* **Your assignment**:
The answer must consist of the records, repeated exactly.

Data about app and page elements
[Start of section]
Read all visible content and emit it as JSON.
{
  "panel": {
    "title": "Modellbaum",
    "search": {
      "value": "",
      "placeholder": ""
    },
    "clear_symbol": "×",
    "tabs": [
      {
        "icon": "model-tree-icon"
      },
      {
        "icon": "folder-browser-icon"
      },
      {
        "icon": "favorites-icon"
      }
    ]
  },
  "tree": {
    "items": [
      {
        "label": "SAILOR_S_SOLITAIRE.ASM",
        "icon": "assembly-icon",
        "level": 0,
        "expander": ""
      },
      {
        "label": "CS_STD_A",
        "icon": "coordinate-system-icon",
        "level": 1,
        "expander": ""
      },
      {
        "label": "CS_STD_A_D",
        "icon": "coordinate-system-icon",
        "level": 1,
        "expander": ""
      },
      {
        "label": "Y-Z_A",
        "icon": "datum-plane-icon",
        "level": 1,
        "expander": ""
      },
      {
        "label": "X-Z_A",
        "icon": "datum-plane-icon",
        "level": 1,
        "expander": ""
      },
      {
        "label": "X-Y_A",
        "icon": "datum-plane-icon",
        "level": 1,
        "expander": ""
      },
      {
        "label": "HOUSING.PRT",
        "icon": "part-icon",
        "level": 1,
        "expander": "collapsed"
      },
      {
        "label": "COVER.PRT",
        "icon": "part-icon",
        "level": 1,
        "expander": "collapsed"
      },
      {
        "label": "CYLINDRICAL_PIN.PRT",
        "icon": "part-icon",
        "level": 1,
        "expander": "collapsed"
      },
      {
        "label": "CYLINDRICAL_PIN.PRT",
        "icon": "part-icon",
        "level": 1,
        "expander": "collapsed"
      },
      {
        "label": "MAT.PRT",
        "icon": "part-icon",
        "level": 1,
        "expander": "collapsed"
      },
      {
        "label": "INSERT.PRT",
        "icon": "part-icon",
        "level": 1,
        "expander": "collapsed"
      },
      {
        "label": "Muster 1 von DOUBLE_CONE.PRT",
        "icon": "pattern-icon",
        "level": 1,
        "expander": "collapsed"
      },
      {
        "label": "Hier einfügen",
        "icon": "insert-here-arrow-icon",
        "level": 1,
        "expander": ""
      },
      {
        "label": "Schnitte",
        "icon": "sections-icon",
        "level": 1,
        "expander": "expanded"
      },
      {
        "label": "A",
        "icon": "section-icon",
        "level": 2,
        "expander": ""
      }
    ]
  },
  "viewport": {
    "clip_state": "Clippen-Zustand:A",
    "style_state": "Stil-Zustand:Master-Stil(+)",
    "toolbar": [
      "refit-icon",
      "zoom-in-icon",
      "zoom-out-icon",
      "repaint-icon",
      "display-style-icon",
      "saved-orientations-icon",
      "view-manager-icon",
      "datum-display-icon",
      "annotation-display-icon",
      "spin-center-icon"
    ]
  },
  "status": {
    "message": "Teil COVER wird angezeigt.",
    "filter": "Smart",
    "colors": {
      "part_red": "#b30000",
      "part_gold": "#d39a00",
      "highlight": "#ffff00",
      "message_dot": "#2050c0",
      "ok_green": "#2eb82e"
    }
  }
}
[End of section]
* **Exercise answer**:
Read all visible content and emit it as JSON.
{
  "panel": {
    "title": "Modellbaum",
    "search": {
      "value": "",
      "placeholder": ""
    },
    "clear_symbol": "×",
    "tabs": [
      {
        "icon": "model-tree-icon"
      },
      {
        "icon": "folder-browser-icon"
      },
      {
        "icon": "favorites-icon"
      }
    ]
  },
  "tree": {
    "items": [
      {
        "label": "SAILOR_S_SOLITAIRE.ASM",
        "icon": "assembly-icon",
        "level": 0,
        "expander": ""
      },
      {
        "label": "CS_STD_A",
        "icon": "coordinate-system-icon",
        "level": 1,
        "expander": ""
      },
      {
        "label": "CS_STD_A_D",
        "icon": "coordinate-system-icon",
        "level": 1,
        "expander": ""
      },
      {
        "label": "Y-Z_A",
        "icon": "datum-plane-icon",
        "level": 1,
        "expander": ""
      },
      {
        "label": "X-Z_A",
        "icon": "datum-plane-icon",
        "level": 1,
        "expander": ""
      },
      {
        "label": "X-Y_A",
        "icon": "datum-plane-icon",
        "level": 1,
        "expander": ""
      },
      {
        "label": "HOUSING.PRT",
        "icon": "part-icon",
        "level": 1,
        "expander": "collapsed"
      },
      {
        "label": "COVER.PRT",
        "icon": "part-icon",
        "level": 1,
        "expander": "collapsed"
      },
      {
        "label": "CYLINDRICAL_PIN.PRT",
        "icon": "part-icon",
        "level": 1,
        "expander": "collapsed"
      },
      {
        "label": "CYLINDRICAL_PIN.PRT",
        "icon": "part-icon",
        "level": 1,
        "expander": "collapsed"
      },
      {
        "label": "MAT.PRT",
        "icon": "part-icon",
        "level": 1,
        "expander": "collapsed"
      },
      {
        "label": "INSERT.PRT",
        "icon": "part-icon",
        "level": 1,
        "expander": "collapsed"
      },
      {
        "label": "Muster 1 von DOUBLE_CONE.PRT",
        "icon": "pattern-icon",
        "level": 1,
        "expander": "collapsed"
      },
      {
        "label": "Hier einfügen",
        "icon": "insert-here-arrow-icon",
        "level": 1,
        "expander": ""
      },
      {
        "label": "Schnitte",
        "icon": "sections-icon",
        "level": 1,
        "expander": "expanded"
      },
      {
        "label": "A",
        "icon": "section-icon",
        "level": 2,
        "expander": ""
      }
    ]
  },
  "viewport": {
    "clip_state": "Clippen-Zustand:A",
    "style_state": "Stil-Zustand:Master-Stil(+)",
    "toolbar": [
      "refit-icon",
      "zoom-in-icon",
      "zoom-out-icon",
      "repaint-icon",
      "display-style-icon",
      "saved-orientations-icon",
      "view-manager-icon",
      "datum-display-icon",
      "annotation-display-icon",
      "spin-center-icon"
    ]
  },
  "status": {
    "message": "Teil COVER wird angezeigt.",
    "filter": "Smart",
    "colors": {
      "part_red": "#b30000",
      "part_gold": "#d39a00",
      "highlight": "#ffff00",
      "message_dot": "#2050c0",
      "ok_green": "#2eb82e"
    }
  }
}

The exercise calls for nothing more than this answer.